Hamacher Wines to Open 'Green' Cooperative Winemaking Facility

a href=http://www.greenbiz.com/frame/1.cfm?targetsite=http://www.hamacherwines.... Wines has announced the building of a cooperative winemaking facility, designed to house multiple, small, premium wine producers and built according to the LEED Green Building Rating System.

The Carlton Winemakers Studio was designed by Seattle-based architecture firm Boxwood for high energy efficiency and to utilize recycled and reusable materials. Some of the green principles employed on the project include: passive solar power; high-efficiency windows, lighting and heating systems; nighttime cooling; clear roofing material and large windows to increase natural light to work areas; interlinked energy systems; rainwater collection from the roof; recycled materials from deconstructed buildings; recycled concrete for retaining walls, base rock, and outside walkways; and use of a specialized blend of concrete and a high-strength recycled coal byproduct. More than half of the winery will be subterranean.

"Green buildings take a longer view of costs and quality to create healthy, resource-efficient developments,” said Eric Hamacher, owner of Hamacher Wines. “Our winery promises to be the counterpoint to traditional thinking by taking the stance that economics, the environment, and functionality can be a good match."

According to the company, traditional thinking estimates that building the Carlton Winemakers Studio green may cost up to 25% more. But Hamacher has found that while building green is more time consuming, it is not necessarily more costly. The partners have hired a green building consultant to locate existing incentives to offset the extra cost of management and materials. Hamacher says that the cost of running the facility will be much less expensive than a non-green building.

The 15,000-square-foot gravity flow winery, located on two acres in Carlton, is due to open later this summer in time for the 2002 harvest.

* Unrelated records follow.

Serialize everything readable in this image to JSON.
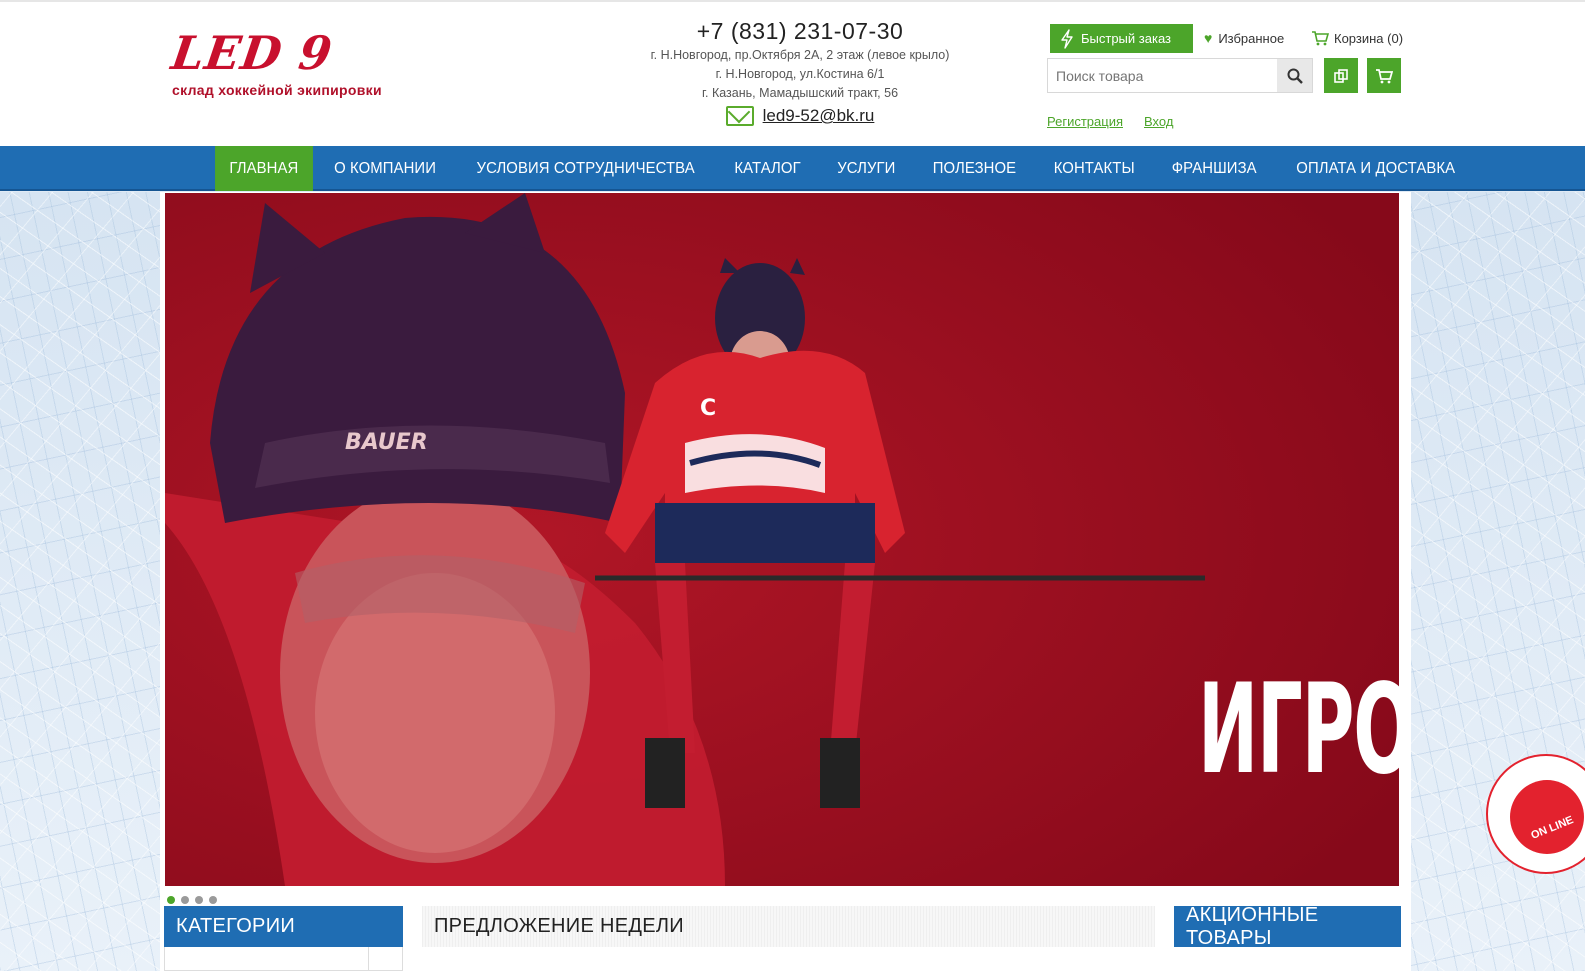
{
  "logo": {
    "main": "LED 9",
    "tagline": "склад хоккейной экипировки"
  },
  "contacts": {
    "phone": "+7 (831) 231-07-30",
    "addresses": [
      "г. Н.Новгород, пр.Октября 2А, 2 этаж (левое крыло)",
      "г. Н.Новгород, ул.Костина 6/1",
      "г. Казань, Мамадышский тракт, 56"
    ],
    "email": "led9-52@bk.ru"
  },
  "header_actions": {
    "quick_order": "Быстрый заказ",
    "favorites": "Избранное",
    "cart": "Корзина (0)",
    "search_placeholder": "Поиск товара",
    "register": "Регистрация",
    "login": "Вход"
  },
  "nav": {
    "items": [
      "ГЛАВНАЯ",
      "О КОМПАНИИ",
      "УСЛОВИЯ СОТРУДНИЧЕСТВА",
      "КАТАЛОГ",
      "УСЛУГИ",
      "ПОЛЕЗНОЕ",
      "КОНТАКТЫ",
      "ФРАНШИЗА",
      "ОПЛАТА И ДОСТАВКА"
    ],
    "active_index": 0
  },
  "banner": {
    "word": "ИГРОК",
    "helmet_brand": "BAUER",
    "captain_letter": "C",
    "slide_count": 4,
    "active_slide": 1
  },
  "sections": {
    "categories": "КАТЕГОРИИ",
    "offer": "ПРЕДЛОЖЕНИЕ НЕДЕЛИ",
    "promo": "АКЦИОННЫЕ ТОВАРЫ"
  },
  "widget": {
    "label": "ON LINE"
  },
  "colors": {
    "brand_red": "#c8102e",
    "nav_blue": "#1f6db3",
    "accent_green": "#4ca52a",
    "banner_red": "#8e0c1d"
  },
  "icons": [
    "bolt-icon",
    "heart-icon",
    "cart-icon",
    "search-icon",
    "compare-icon",
    "cart-button-icon",
    "mail-icon",
    "chat-icon"
  ]
}
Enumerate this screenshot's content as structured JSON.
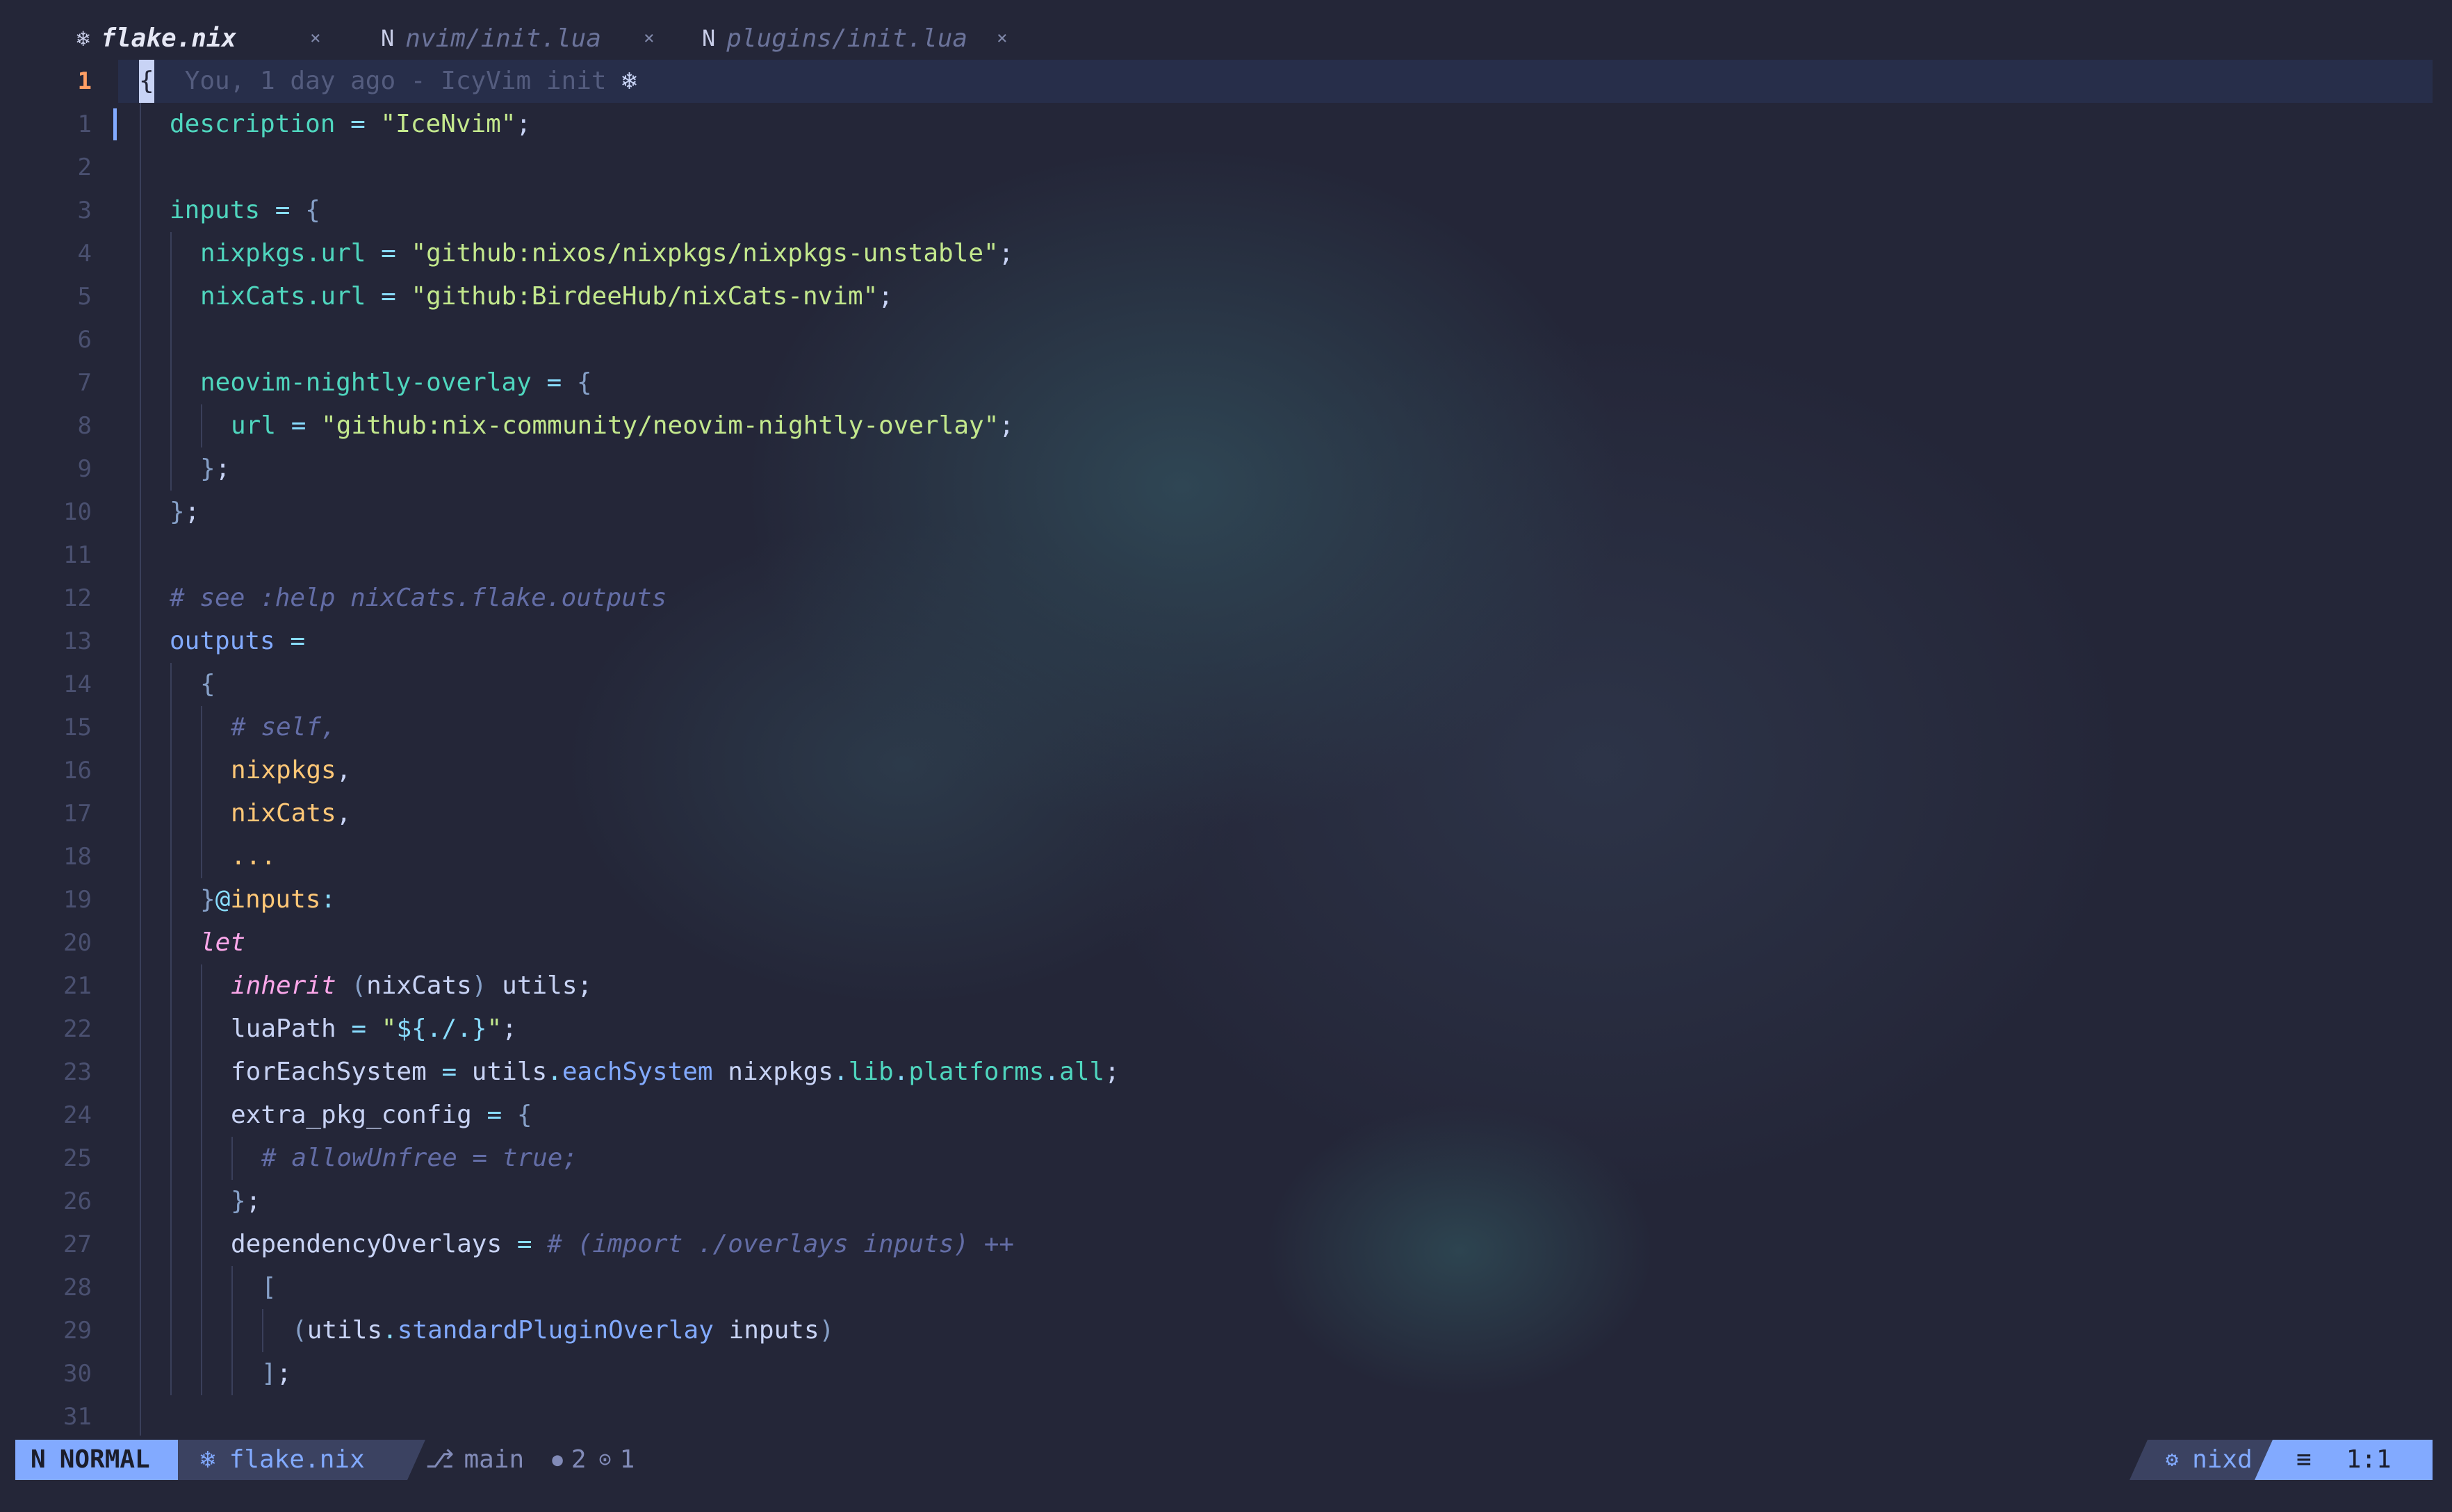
{
  "tabs": [
    {
      "icon": "❄",
      "label": "flake.nix",
      "close": "×",
      "active": true
    },
    {
      "icon": "N",
      "label": "nvim/init.lua",
      "close": "×",
      "active": false
    },
    {
      "icon": "N",
      "label": "plugins/init.lua",
      "close": "×",
      "active": false
    }
  ],
  "blame": "You, 1 day ago - IcyVim init",
  "blame_icon": "❄",
  "lines": [
    {
      "num": "1",
      "tokens": [
        [
          "cursor",
          "{"
        ]
      ]
    },
    {
      "num": "1",
      "tokens": [
        [
          "attr",
          "description"
        ],
        [
          "op",
          " = "
        ],
        [
          "str",
          "\"IceNvim\""
        ],
        [
          "punc",
          ";"
        ]
      ]
    },
    {
      "num": "2",
      "tokens": []
    },
    {
      "num": "3",
      "tokens": [
        [
          "attr",
          "inputs"
        ],
        [
          "op",
          " = "
        ],
        [
          "brace",
          "{"
        ]
      ]
    },
    {
      "num": "4",
      "tokens": [
        [
          "attr",
          "nixpkgs.url"
        ],
        [
          "op",
          " = "
        ],
        [
          "str",
          "\"github:nixos/nixpkgs/nixpkgs-unstable\""
        ],
        [
          "punc",
          ";"
        ]
      ]
    },
    {
      "num": "5",
      "tokens": [
        [
          "attr",
          "nixCats.url"
        ],
        [
          "op",
          " = "
        ],
        [
          "str",
          "\"github:BirdeeHub/nixCats-nvim\""
        ],
        [
          "punc",
          ";"
        ]
      ]
    },
    {
      "num": "6",
      "tokens": []
    },
    {
      "num": "7",
      "tokens": [
        [
          "attr",
          "neovim-nightly-overlay"
        ],
        [
          "op",
          " = "
        ],
        [
          "brace",
          "{"
        ]
      ]
    },
    {
      "num": "8",
      "tokens": [
        [
          "attr",
          "url"
        ],
        [
          "op",
          " = "
        ],
        [
          "str",
          "\"github:nix-community/neovim-nightly-overlay\""
        ],
        [
          "punc",
          ";"
        ]
      ]
    },
    {
      "num": "9",
      "tokens": [
        [
          "brace",
          "}"
        ],
        [
          "punc",
          ";"
        ]
      ]
    },
    {
      "num": "10",
      "tokens": [
        [
          "brace",
          "}"
        ],
        [
          "punc",
          ";"
        ]
      ]
    },
    {
      "num": "11",
      "tokens": []
    },
    {
      "num": "12",
      "tokens": [
        [
          "cmt",
          "# see :help nixCats.flake.outputs"
        ]
      ]
    },
    {
      "num": "13",
      "tokens": [
        [
          "fn",
          "outputs"
        ],
        [
          "op",
          " ="
        ]
      ]
    },
    {
      "num": "14",
      "tokens": [
        [
          "brace",
          "{"
        ]
      ]
    },
    {
      "num": "15",
      "tokens": [
        [
          "cmt",
          "# self,"
        ]
      ]
    },
    {
      "num": "16",
      "tokens": [
        [
          "param",
          "nixpkgs"
        ],
        [
          "punc",
          ","
        ]
      ]
    },
    {
      "num": "17",
      "tokens": [
        [
          "param",
          "nixCats"
        ],
        [
          "punc",
          ","
        ]
      ]
    },
    {
      "num": "18",
      "tokens": [
        [
          "param",
          "..."
        ]
      ]
    },
    {
      "num": "19",
      "tokens": [
        [
          "brace",
          "}"
        ],
        [
          "op",
          "@"
        ],
        [
          "param",
          "inputs"
        ],
        [
          "op",
          ":"
        ]
      ]
    },
    {
      "num": "20",
      "tokens": [
        [
          "kw",
          "let"
        ]
      ]
    },
    {
      "num": "21",
      "tokens": [
        [
          "kw",
          "inherit"
        ],
        [
          "brace",
          " ("
        ],
        [
          "var",
          "nixCats"
        ],
        [
          "brace",
          ")"
        ],
        [
          "var",
          " utils"
        ],
        [
          "punc",
          ";"
        ]
      ]
    },
    {
      "num": "22",
      "tokens": [
        [
          "var",
          "luaPath"
        ],
        [
          "op",
          " = "
        ],
        [
          "str",
          "\""
        ],
        [
          "op",
          "${./.}"
        ],
        [
          "str",
          "\""
        ],
        [
          "punc",
          ";"
        ]
      ]
    },
    {
      "num": "23",
      "tokens": [
        [
          "var",
          "forEachSystem"
        ],
        [
          "op",
          " = "
        ],
        [
          "var",
          "utils"
        ],
        [
          "op",
          "."
        ],
        [
          "fn",
          "eachSystem"
        ],
        [
          "var",
          " nixpkgs"
        ],
        [
          "op",
          "."
        ],
        [
          "attr",
          "lib"
        ],
        [
          "op",
          "."
        ],
        [
          "attr",
          "platforms"
        ],
        [
          "op",
          "."
        ],
        [
          "attr",
          "all"
        ],
        [
          "punc",
          ";"
        ]
      ]
    },
    {
      "num": "24",
      "tokens": [
        [
          "var",
          "extra_pkg_config"
        ],
        [
          "op",
          " = "
        ],
        [
          "brace",
          "{"
        ]
      ]
    },
    {
      "num": "25",
      "tokens": [
        [
          "cmt",
          "# allowUnfree = true;"
        ]
      ]
    },
    {
      "num": "26",
      "tokens": [
        [
          "brace",
          "}"
        ],
        [
          "punc",
          ";"
        ]
      ]
    },
    {
      "num": "27",
      "tokens": [
        [
          "var",
          "dependencyOverlays"
        ],
        [
          "op",
          " = "
        ],
        [
          "cmt",
          "# (import ./overlays inputs) ++"
        ]
      ]
    },
    {
      "num": "28",
      "tokens": [
        [
          "brace",
          "["
        ]
      ]
    },
    {
      "num": "29",
      "tokens": [
        [
          "brace",
          "("
        ],
        [
          "var",
          "utils"
        ],
        [
          "op",
          "."
        ],
        [
          "fn",
          "standardPluginOverlay"
        ],
        [
          "var",
          " inputs"
        ],
        [
          "brace",
          ")"
        ]
      ]
    },
    {
      "num": "30",
      "tokens": [
        [
          "brace",
          "]"
        ],
        [
          "punc",
          ";"
        ]
      ]
    },
    {
      "num": "31",
      "tokens": []
    }
  ],
  "statusline": {
    "mode_icon": "N",
    "mode": "NORMAL",
    "file_icon": "❄",
    "file": "flake.nix",
    "branch_icon": "⎇",
    "branch": "main",
    "diag_hint_icon": "●",
    "diag_hint_count": "2",
    "diag_info_icon": "⊙",
    "diag_info_count": "1",
    "lsp_icon": "⚙",
    "lsp": "nixd",
    "pos_icon": "≡",
    "position": "1:1"
  },
  "colors": {
    "background": "#242638",
    "accent": "#82aaff",
    "cursor_line_number": "#ff9e64"
  }
}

When it opens, the facility will be home to seven different wineries: Hamacher Wines, Andrew Rich Wines, Bryce Vineyard, Domaine Meriwether, Dominio, Penner-Ash Wine Cellars and Soter Vineyard.

"The idea is to create a space where small wine producers can come together under one roof and have access to a state-of-the-art, gravity-driven, incredibly efficient facility, both for the production and promotion of ultra premium wines, without the extremely high up-front cost of building individual production facilities," explained Hamacher.